= What needs to be done =
Your answer should be every line of the entries that has the string "JSON" in it.

= Data supplied =

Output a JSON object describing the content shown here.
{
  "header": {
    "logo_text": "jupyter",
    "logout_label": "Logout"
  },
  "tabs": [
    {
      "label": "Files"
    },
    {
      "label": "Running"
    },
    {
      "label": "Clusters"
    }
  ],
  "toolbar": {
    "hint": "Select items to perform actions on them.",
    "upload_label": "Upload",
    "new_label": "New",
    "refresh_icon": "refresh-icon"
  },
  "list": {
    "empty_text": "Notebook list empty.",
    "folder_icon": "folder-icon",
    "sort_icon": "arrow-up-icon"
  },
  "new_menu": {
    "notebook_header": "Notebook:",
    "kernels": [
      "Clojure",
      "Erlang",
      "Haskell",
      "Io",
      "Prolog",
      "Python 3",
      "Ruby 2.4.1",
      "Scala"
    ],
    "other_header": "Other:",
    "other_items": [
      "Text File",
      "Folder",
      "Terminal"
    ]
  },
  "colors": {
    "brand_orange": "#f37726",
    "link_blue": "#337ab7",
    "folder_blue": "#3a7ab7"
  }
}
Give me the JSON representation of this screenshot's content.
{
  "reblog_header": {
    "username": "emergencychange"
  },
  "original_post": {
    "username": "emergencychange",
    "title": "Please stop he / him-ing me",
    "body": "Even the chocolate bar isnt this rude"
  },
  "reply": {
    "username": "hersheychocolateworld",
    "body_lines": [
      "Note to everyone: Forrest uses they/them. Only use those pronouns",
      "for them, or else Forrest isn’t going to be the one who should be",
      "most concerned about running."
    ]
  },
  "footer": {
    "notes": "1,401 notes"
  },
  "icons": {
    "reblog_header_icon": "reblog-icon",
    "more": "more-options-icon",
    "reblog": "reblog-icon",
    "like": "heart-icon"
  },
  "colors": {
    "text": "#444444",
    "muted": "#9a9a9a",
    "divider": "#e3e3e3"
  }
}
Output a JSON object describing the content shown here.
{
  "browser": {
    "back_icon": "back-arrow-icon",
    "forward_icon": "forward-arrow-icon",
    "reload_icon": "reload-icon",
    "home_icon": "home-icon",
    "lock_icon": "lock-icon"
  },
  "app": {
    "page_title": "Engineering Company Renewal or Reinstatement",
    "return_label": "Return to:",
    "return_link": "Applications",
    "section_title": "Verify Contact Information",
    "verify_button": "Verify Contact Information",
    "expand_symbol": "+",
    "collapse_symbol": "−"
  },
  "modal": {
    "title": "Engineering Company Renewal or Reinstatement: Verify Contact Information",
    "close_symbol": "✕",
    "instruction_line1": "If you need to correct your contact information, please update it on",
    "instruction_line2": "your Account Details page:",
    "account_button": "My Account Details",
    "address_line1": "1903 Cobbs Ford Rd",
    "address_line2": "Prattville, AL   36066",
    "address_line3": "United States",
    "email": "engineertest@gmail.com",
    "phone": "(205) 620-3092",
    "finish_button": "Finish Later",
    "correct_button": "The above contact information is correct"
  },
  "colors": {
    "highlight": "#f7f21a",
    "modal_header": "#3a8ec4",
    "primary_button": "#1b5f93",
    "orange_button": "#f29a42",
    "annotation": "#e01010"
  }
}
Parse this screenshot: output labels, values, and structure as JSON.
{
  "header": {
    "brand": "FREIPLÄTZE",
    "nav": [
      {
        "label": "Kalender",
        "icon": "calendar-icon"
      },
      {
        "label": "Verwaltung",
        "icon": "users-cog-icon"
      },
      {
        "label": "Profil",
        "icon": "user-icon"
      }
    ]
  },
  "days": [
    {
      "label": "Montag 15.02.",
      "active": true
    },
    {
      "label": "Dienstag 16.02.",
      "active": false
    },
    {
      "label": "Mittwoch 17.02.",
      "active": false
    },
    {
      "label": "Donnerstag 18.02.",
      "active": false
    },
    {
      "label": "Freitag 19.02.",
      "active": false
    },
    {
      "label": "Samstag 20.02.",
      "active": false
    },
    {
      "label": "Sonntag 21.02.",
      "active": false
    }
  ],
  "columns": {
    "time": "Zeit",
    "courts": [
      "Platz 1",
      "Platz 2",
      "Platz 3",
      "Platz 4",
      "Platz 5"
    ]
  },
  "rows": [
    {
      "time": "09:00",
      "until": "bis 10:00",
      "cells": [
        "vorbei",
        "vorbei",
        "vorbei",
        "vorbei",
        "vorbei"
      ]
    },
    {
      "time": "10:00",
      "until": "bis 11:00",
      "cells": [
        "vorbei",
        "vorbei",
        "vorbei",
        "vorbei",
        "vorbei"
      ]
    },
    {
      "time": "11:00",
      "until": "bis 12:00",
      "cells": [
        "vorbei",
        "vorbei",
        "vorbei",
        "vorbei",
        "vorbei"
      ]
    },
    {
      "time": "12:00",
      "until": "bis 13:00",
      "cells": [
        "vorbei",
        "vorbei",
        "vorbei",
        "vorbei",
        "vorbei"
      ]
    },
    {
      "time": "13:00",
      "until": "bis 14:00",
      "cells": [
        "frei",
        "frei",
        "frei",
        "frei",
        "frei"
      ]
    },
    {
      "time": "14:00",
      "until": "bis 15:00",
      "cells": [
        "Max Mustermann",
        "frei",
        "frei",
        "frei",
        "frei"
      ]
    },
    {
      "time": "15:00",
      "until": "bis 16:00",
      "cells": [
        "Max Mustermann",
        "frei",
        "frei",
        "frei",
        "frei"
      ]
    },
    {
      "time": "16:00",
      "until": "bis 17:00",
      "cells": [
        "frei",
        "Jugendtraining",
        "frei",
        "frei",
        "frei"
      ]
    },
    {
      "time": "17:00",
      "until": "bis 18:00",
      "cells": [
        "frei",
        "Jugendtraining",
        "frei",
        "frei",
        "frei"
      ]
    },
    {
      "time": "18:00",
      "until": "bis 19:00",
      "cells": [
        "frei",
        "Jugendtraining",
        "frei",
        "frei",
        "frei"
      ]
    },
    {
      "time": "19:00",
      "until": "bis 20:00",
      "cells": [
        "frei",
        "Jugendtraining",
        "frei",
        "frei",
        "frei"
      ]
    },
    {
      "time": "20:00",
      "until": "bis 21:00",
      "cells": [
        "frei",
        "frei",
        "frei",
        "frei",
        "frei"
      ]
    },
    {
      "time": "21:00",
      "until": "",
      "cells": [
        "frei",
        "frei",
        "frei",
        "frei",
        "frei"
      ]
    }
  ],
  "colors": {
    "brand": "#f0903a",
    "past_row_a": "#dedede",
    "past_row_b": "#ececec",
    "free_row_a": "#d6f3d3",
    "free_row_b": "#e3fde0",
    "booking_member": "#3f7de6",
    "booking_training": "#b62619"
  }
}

= Written solution =
Output a JSON object describing the content shown here.
Give me the JSON representation of this screenshot's content.
Output a JSON object describing the content shown here.
Parse this screenshot: output labels, values, and structure as JSON.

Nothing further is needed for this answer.